[AVAILABLE RECORDS]

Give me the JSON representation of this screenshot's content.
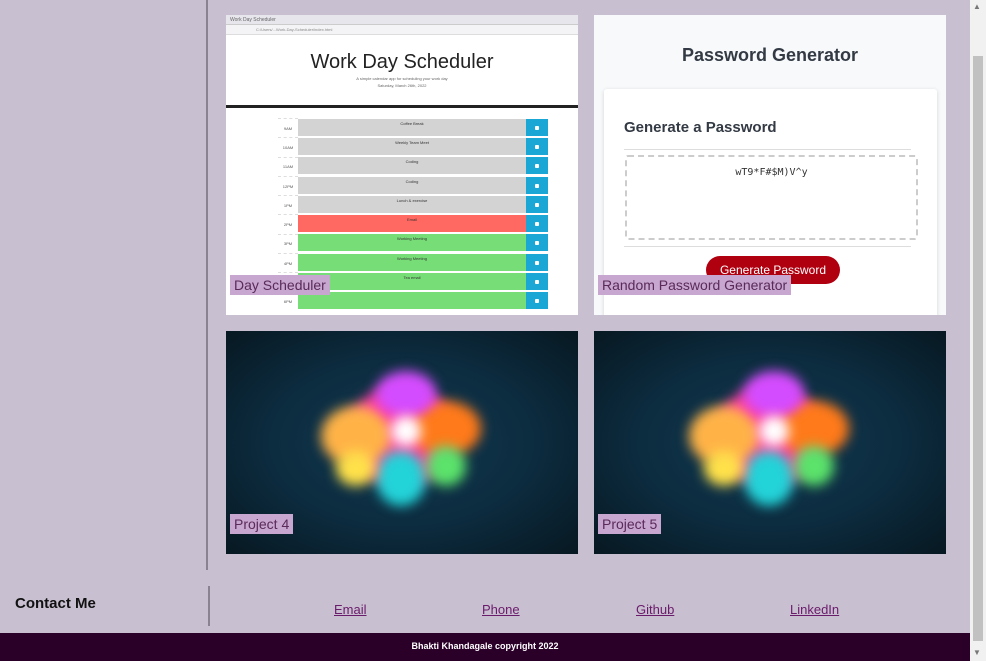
{
  "projects": [
    {
      "label": "Day Scheduler"
    },
    {
      "label": "Random Password Generator"
    },
    {
      "label": "Project 4"
    },
    {
      "label": "Project 5"
    }
  ],
  "scheduler_preview": {
    "tab": "Work Day Scheduler",
    "url": "C:/Users/...Work-Day-Scheduler/index.html",
    "title": "Work Day Scheduler",
    "subtitle": "A simple calendar app for scheduling your work day",
    "date": "Saturday, March 26th, 2022",
    "hours": [
      {
        "hour": "9AM",
        "event": "Coffee Break",
        "state": "past"
      },
      {
        "hour": "10AM",
        "event": "Weekly Team Meet",
        "state": "past"
      },
      {
        "hour": "11AM",
        "event": "Coding",
        "state": "past"
      },
      {
        "hour": "12PM",
        "event": "Coding",
        "state": "past"
      },
      {
        "hour": "1PM",
        "event": "Lunch & exercise",
        "state": "past"
      },
      {
        "hour": "2PM",
        "event": "Email",
        "state": "present"
      },
      {
        "hour": "3PM",
        "event": "Working Meeting",
        "state": "future"
      },
      {
        "hour": "4PM",
        "event": "Working Meeting",
        "state": "future"
      },
      {
        "hour": "5PM",
        "event": "Tea email",
        "state": "future"
      },
      {
        "hour": "6PM",
        "event": "",
        "state": "future"
      }
    ]
  },
  "password_preview": {
    "header": "Password Generator",
    "card_title": "Generate a Password",
    "password": "wT9*F#$M)V^y",
    "button": "Generate Password"
  },
  "contact": {
    "title": "Contact Me",
    "links": [
      "Email",
      "Phone",
      "Github",
      "LinkedIn"
    ]
  },
  "footer": "Bhakti Khandagale copyright 2022",
  "colors": {
    "page_bg": "#c8bfd0",
    "footer_bg": "#2a0029",
    "label_bg": "#c7a6cf",
    "link": "#6b1b6b"
  }
}
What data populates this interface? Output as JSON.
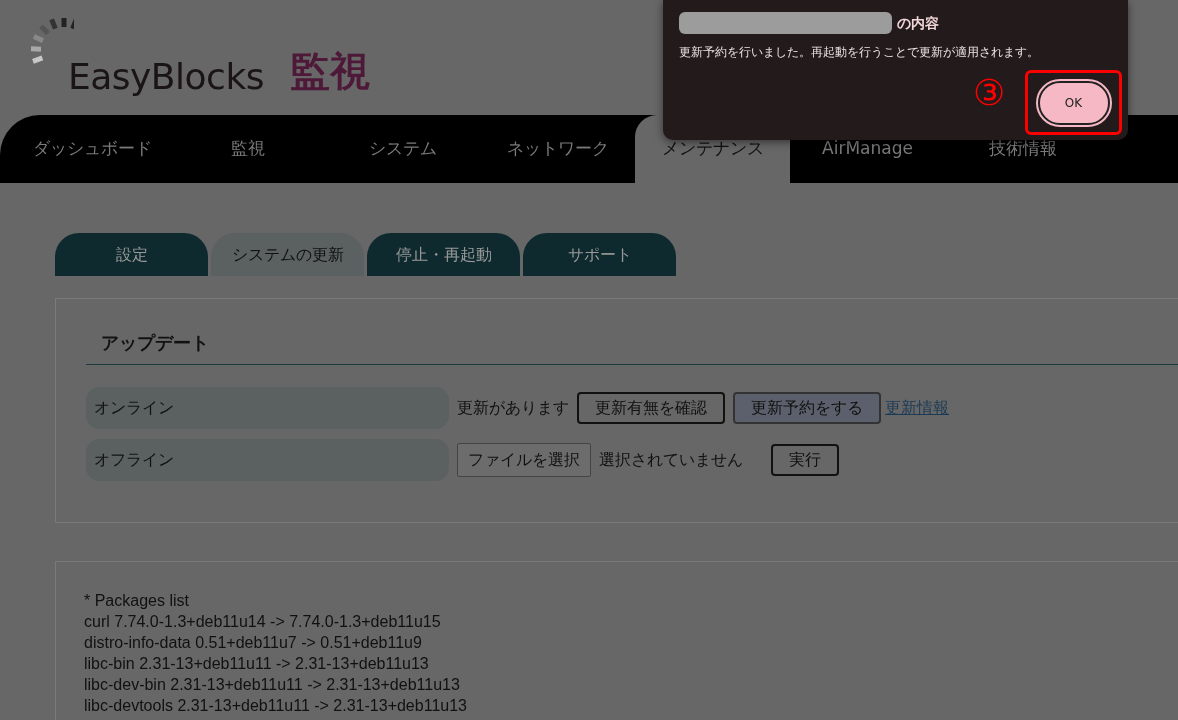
{
  "header": {
    "logo": "EasyBlocks",
    "page_title": "監視"
  },
  "main_nav": [
    {
      "label": "ダッシュボード",
      "selected": false
    },
    {
      "label": "監視",
      "selected": false
    },
    {
      "label": "システム",
      "selected": false
    },
    {
      "label": "ネットワーク",
      "selected": false
    },
    {
      "label": "メンテナンス",
      "selected": true
    },
    {
      "label": "AirManage",
      "selected": false
    },
    {
      "label": "技術情報",
      "selected": false
    }
  ],
  "sub_tabs": [
    {
      "label": "設定",
      "selected": false
    },
    {
      "label": "システムの更新",
      "selected": true
    },
    {
      "label": "停止・再起動",
      "selected": false
    },
    {
      "label": "サポート",
      "selected": false
    }
  ],
  "update_panel": {
    "heading": "アップデート",
    "rows": [
      {
        "kind": "online",
        "label": "オンライン",
        "status": "更新があります",
        "buttons": [
          {
            "label": "更新有無を確認",
            "focused": false
          },
          {
            "label": "更新予約をする",
            "focused": true
          }
        ],
        "link": "更新情報"
      },
      {
        "kind": "offline",
        "label": "オフライン",
        "file_button": "ファイルを選択",
        "file_status": "選択されていません",
        "buttons": [
          {
            "label": "実行",
            "focused": false
          }
        ]
      }
    ]
  },
  "packages": {
    "lines": [
      "* Packages list",
      "curl 7.74.0-1.3+deb11u14 -> 7.74.0-1.3+deb11u15",
      "distro-info-data 0.51+deb11u7 -> 0.51+deb11u9",
      "libc-bin 2.31-13+deb11u11 -> 2.31-13+deb11u13",
      "libc-dev-bin 2.31-13+deb11u11 -> 2.31-13+deb11u13",
      "libc-devtools 2.31-13+deb11u11 -> 2.31-13+deb11u13"
    ]
  },
  "dialog": {
    "title": "の内容",
    "message": "更新予約を行いました。再起動を行うことで更新が適用されます。",
    "ok_button": "OK",
    "annotation": "③"
  }
}
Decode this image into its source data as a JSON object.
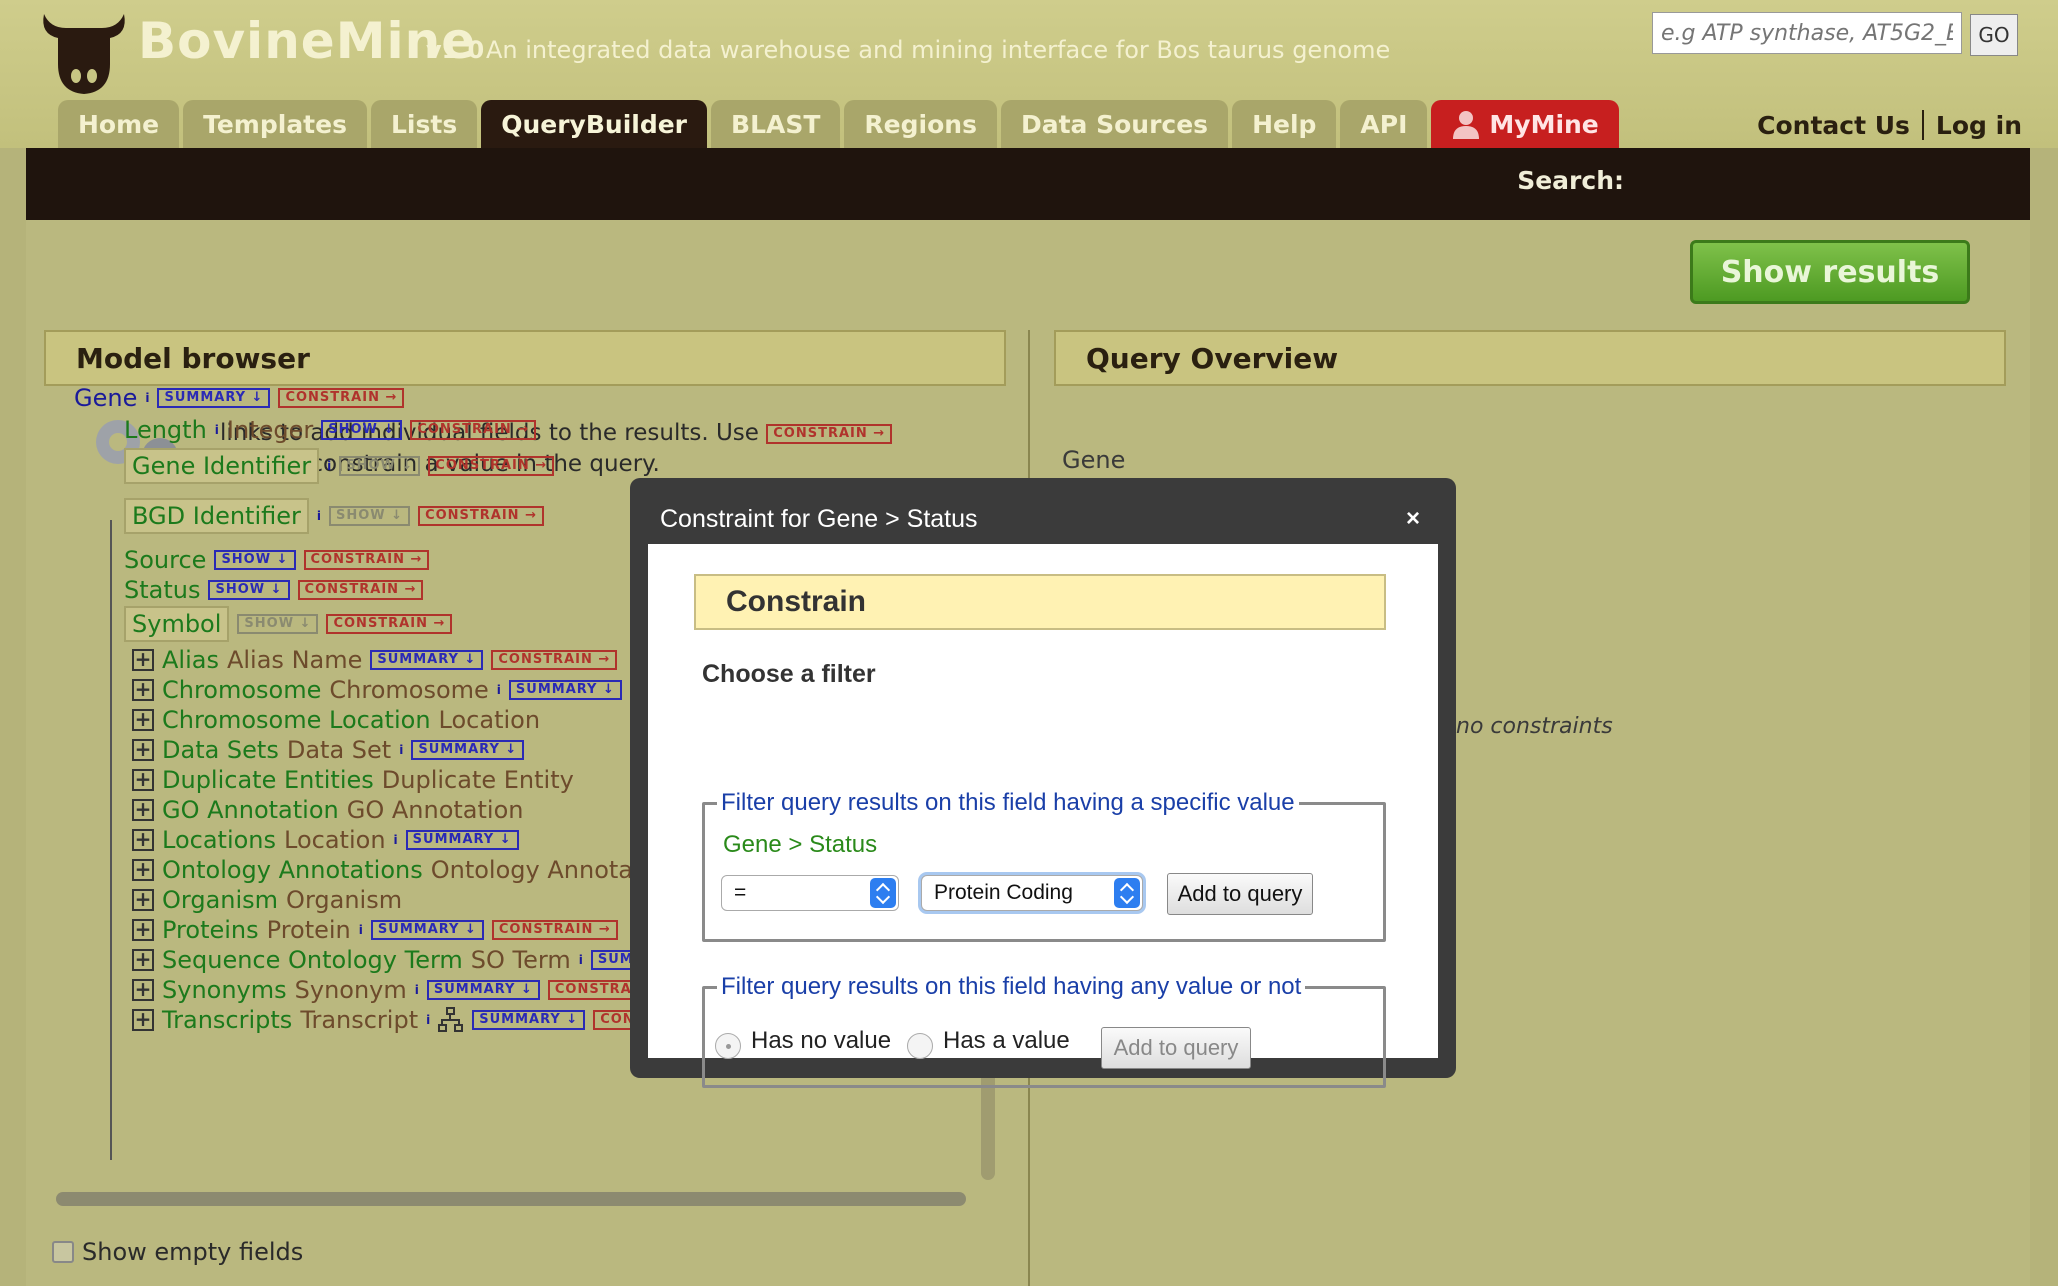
{
  "header": {
    "brand": "BovineMine",
    "version": "v1.0",
    "tagline": "An integrated data warehouse and mining interface for Bos taurus genome",
    "tabs": [
      "Home",
      "Templates",
      "Lists",
      "QueryBuilder",
      "BLAST",
      "Regions",
      "Data Sources",
      "Help",
      "API",
      "MyMine"
    ],
    "active_tab": "QueryBuilder",
    "contact_us": "Contact Us",
    "log_in": "Log in"
  },
  "search": {
    "label": "Search:",
    "placeholder": "e.g ATP synthase, AT5G2_E",
    "go": "GO"
  },
  "toolbar": {
    "show_results": "Show results"
  },
  "model_browser": {
    "title": "Model browser",
    "help_line1": "links to add individual fields to the results. Use",
    "help_line2": "links to constrain a value in the query.",
    "root": "Gene",
    "badges": {
      "summary": "SUMMARY ↓",
      "constrain": "CONSTRAIN →",
      "show": "SHOW ↓"
    },
    "fields": [
      {
        "name": "Length",
        "type": "Integer"
      },
      {
        "name": "Gene Identifier",
        "type": ""
      },
      {
        "name": "BGD Identifier",
        "type": ""
      },
      {
        "name": "Source",
        "type": ""
      },
      {
        "name": "Status",
        "type": ""
      },
      {
        "name": "Symbol",
        "type": ""
      }
    ],
    "references": [
      {
        "name": "Alias",
        "type": "Alias Name"
      },
      {
        "name": "Chromosome",
        "type": "Chromosome"
      },
      {
        "name": "Chromosome Location",
        "type": "Location"
      },
      {
        "name": "Data Sets",
        "type": "Data Set"
      },
      {
        "name": "Duplicate Entities",
        "type": "Duplicate Entity"
      },
      {
        "name": "GO Annotation",
        "type": "GO Annotation"
      },
      {
        "name": "Locations",
        "type": "Location"
      },
      {
        "name": "Ontology Annotations",
        "type": "Ontology Annotati"
      },
      {
        "name": "Organism",
        "type": "Organism"
      },
      {
        "name": "Proteins",
        "type": "Protein"
      },
      {
        "name": "Sequence Ontology Term",
        "type": "SO Term"
      },
      {
        "name": "Synonyms",
        "type": "Synonym"
      },
      {
        "name": "Transcripts",
        "type": "Transcript"
      }
    ],
    "show_empty_fields": "Show empty fields"
  },
  "query_overview": {
    "title": "Query Overview",
    "gene": "Gene",
    "no_constraints": "no constraints"
  },
  "dialog": {
    "title": "Constraint for Gene > Status",
    "close": "×",
    "constrain_heading": "Constrain",
    "choose_filter": "Choose a filter",
    "specific_legend": "Filter query results on this field having a specific value",
    "path": "Gene > Status",
    "operator": "=",
    "value": "Protein Coding",
    "add_to_query": "Add to query",
    "any_legend": "Filter query results on this field having any value or not",
    "has_no_value": "Has no value",
    "has_a_value": "Has a value",
    "selected_radio": "Has no value"
  },
  "colors": {
    "header_bg": "#c8c684",
    "searchbar_bg": "#1f140d",
    "show_results_green": "#5aa62c",
    "mymine_red": "#c71f1f",
    "legend_blue": "#1a3fa8",
    "path_green": "#2a8a1a",
    "constrain_yellow": "#fff2b3"
  }
}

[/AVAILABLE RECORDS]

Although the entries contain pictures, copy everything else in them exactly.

» EXERCISE RESPONSE
Give me the JSON representation of this screenshot's content.
{
  "projects": [
    {
      "label": "Day Scheduler"
    },
    {
      "label": "Random Password Generator"
    },
    {
      "label": "Project 4"
    },
    {
      "label": "Project 5"
    }
  ],
  "scheduler_preview": {
    "tab": "Work Day Scheduler",
    "url": "C:/Users/...Work-Day-Scheduler/index.html",
    "title": "Work Day Scheduler",
    "subtitle": "A simple calendar app for scheduling your work day",
    "date": "Saturday, March 26th, 2022",
    "hours": [
      {
        "hour": "9AM",
        "event": "Coffee Break",
        "state": "past"
      },
      {
        "hour": "10AM",
        "event": "Weekly Team Meet",
        "state": "past"
      },
      {
        "hour": "11AM",
        "event": "Coding",
        "state": "past"
      },
      {
        "hour": "12PM",
        "event": "Coding",
        "state": "past"
      },
      {
        "hour": "1PM",
        "event": "Lunch & exercise",
        "state": "past"
      },
      {
        "hour": "2PM",
        "event": "Email",
        "state": "present"
      },
      {
        "hour": "3PM",
        "event": "Working Meeting",
        "state": "future"
      },
      {
        "hour": "4PM",
        "event": "Working Meeting",
        "state": "future"
      },
      {
        "hour": "5PM",
        "event": "Tea email",
        "state": "future"
      },
      {
        "hour": "6PM",
        "event": "",
        "state": "future"
      }
    ]
  },
  "password_preview": {
    "header": "Password Generator",
    "card_title": "Generate a Password",
    "password": "wT9*F#$M)V^y",
    "button": "Generate Password"
  },
  "contact": {
    "title": "Contact Me",
    "links": [
      "Email",
      "Phone",
      "Github",
      "LinkedIn"
    ]
  },
  "footer": "Bhakti Khandagale copyright 2022",
  "colors": {
    "page_bg": "#c8bfd0",
    "footer_bg": "#2a0029",
    "label_bg": "#c7a6cf",
    "link": "#6b1b6b"
  }
}
What data populates this interface? Output as JSON.
{
  "header": {
    "logo": "EasyBlocks",
    "page_title": "監視"
  },
  "main_nav": [
    {
      "label": "ダッシュボード",
      "selected": false
    },
    {
      "label": "監視",
      "selected": false
    },
    {
      "label": "システム",
      "selected": false
    },
    {
      "label": "ネットワーク",
      "selected": false
    },
    {
      "label": "メンテナンス",
      "selected": true
    },
    {
      "label": "AirManage",
      "selected": false
    },
    {
      "label": "技術情報",
      "selected": false
    }
  ],
  "sub_tabs": [
    {
      "label": "設定",
      "selected": false
    },
    {
      "label": "システムの更新",
      "selected": true
    },
    {
      "label": "停止・再起動",
      "selected": false
    },
    {
      "label": "サポート",
      "selected": false
    }
  ],
  "update_panel": {
    "heading": "アップデート",
    "rows": [
      {
        "kind": "online",
        "label": "オンライン",
        "status": "更新があります",
        "buttons": [
          {
            "label": "更新有無を確認",
            "focused": false
          },
          {
            "label": "更新予約をする",
            "focused": true
          }
        ],
        "link": "更新情報"
      },
      {
        "kind": "offline",
        "label": "オフライン",
        "file_button": "ファイルを選択",
        "file_status": "選択されていません",
        "buttons": [
          {
            "label": "実行",
            "focused": false
          }
        ]
      }
    ]
  },
  "packages": {
    "lines": [
      "* Packages list",
      "curl 7.74.0-1.3+deb11u14 -> 7.74.0-1.3+deb11u15",
      "distro-info-data 0.51+deb11u7 -> 0.51+deb11u9",
      "libc-bin 2.31-13+deb11u11 -> 2.31-13+deb11u13",
      "libc-dev-bin 2.31-13+deb11u11 -> 2.31-13+deb11u13",
      "libc-devtools 2.31-13+deb11u11 -> 2.31-13+deb11u13"
    ]
  },
  "dialog": {
    "title": "の内容",
    "message": "更新予約を行いました。再起動を行うことで更新が適用されます。",
    "ok_button": "OK",
    "annotation": "③"
  }
}
Decode this image into its source data as a JSON object.
{
  "header": {
    "brand": "BovineMine",
    "version": "v1.0",
    "tagline": "An integrated data warehouse and mining interface for Bos taurus genome",
    "tabs": [
      "Home",
      "Templates",
      "Lists",
      "QueryBuilder",
      "BLAST",
      "Regions",
      "Data Sources",
      "Help",
      "API",
      "MyMine"
    ],
    "active_tab": "QueryBuilder",
    "contact_us": "Contact Us",
    "log_in": "Log in"
  },
  "search": {
    "label": "Search:",
    "placeholder": "e.g ATP synthase, AT5G2_E",
    "go": "GO"
  },
  "toolbar": {
    "show_results": "Show results"
  },
  "model_browser": {
    "title": "Model browser",
    "help_line1": "links to add individual fields to the results. Use",
    "help_line2": "links to constrain a value in the query.",
    "root": "Gene",
    "badges": {
      "summary": "SUMMARY ↓",
      "constrain": "CONSTRAIN →",
      "show": "SHOW ↓"
    },
    "fields": [
      {
        "name": "Length",
        "type": "Integer"
      },
      {
        "name": "Gene Identifier",
        "type": ""
      },
      {
        "name": "BGD Identifier",
        "type": ""
      },
      {
        "name": "Source",
        "type": ""
      },
      {
        "name": "Status",
        "type": ""
      },
      {
        "name": "Symbol",
        "type": ""
      }
    ],
    "references": [
      {
        "name": "Alias",
        "type": "Alias Name"
      },
      {
        "name": "Chromosome",
        "type": "Chromosome"
      },
      {
        "name": "Chromosome Location",
        "type": "Location"
      },
      {
        "name": "Data Sets",
        "type": "Data Set"
      },
      {
        "name": "Duplicate Entities",
        "type": "Duplicate Entity"
      },
      {
        "name": "GO Annotation",
        "type": "GO Annotation"
      },
      {
        "name": "Locations",
        "type": "Location"
      },
      {
        "name": "Ontology Annotations",
        "type": "Ontology Annotati"
      },
      {
        "name": "Organism",
        "type": "Organism"
      },
      {
        "name": "Proteins",
        "type": "Protein"
      },
      {
        "name": "Sequence Ontology Term",
        "type": "SO Term"
      },
      {
        "name": "Synonyms",
        "type": "Synonym"
      },
      {
        "name": "Transcripts",
        "type": "Transcript"
      }
    ],
    "show_empty_fields": "Show empty fields"
  },
  "query_overview": {
    "title": "Query Overview",
    "gene": "Gene",
    "no_constraints": "no constraints"
  },
  "dialog": {
    "title": "Constraint for Gene > Status",
    "close": "×",
    "constrain_heading": "Constrain",
    "choose_filter": "Choose a filter",
    "specific_legend": "Filter query results on this field having a specific value",
    "path": "Gene > Status",
    "operator": "=",
    "value": "Protein Coding",
    "add_to_query": "Add to query",
    "any_legend": "Filter query results on this field having any value or not",
    "has_no_value": "Has no value",
    "has_a_value": "Has a value",
    "selected_radio": "Has no value"
  },
  "colors": {
    "header_bg": "#c8c684",
    "searchbar_bg": "#1f140d",
    "show_results_green": "#5aa62c",
    "mymine_red": "#c71f1f",
    "legend_blue": "#1a3fa8",
    "path_green": "#2a8a1a",
    "constrain_yellow": "#fff2b3"
  }
}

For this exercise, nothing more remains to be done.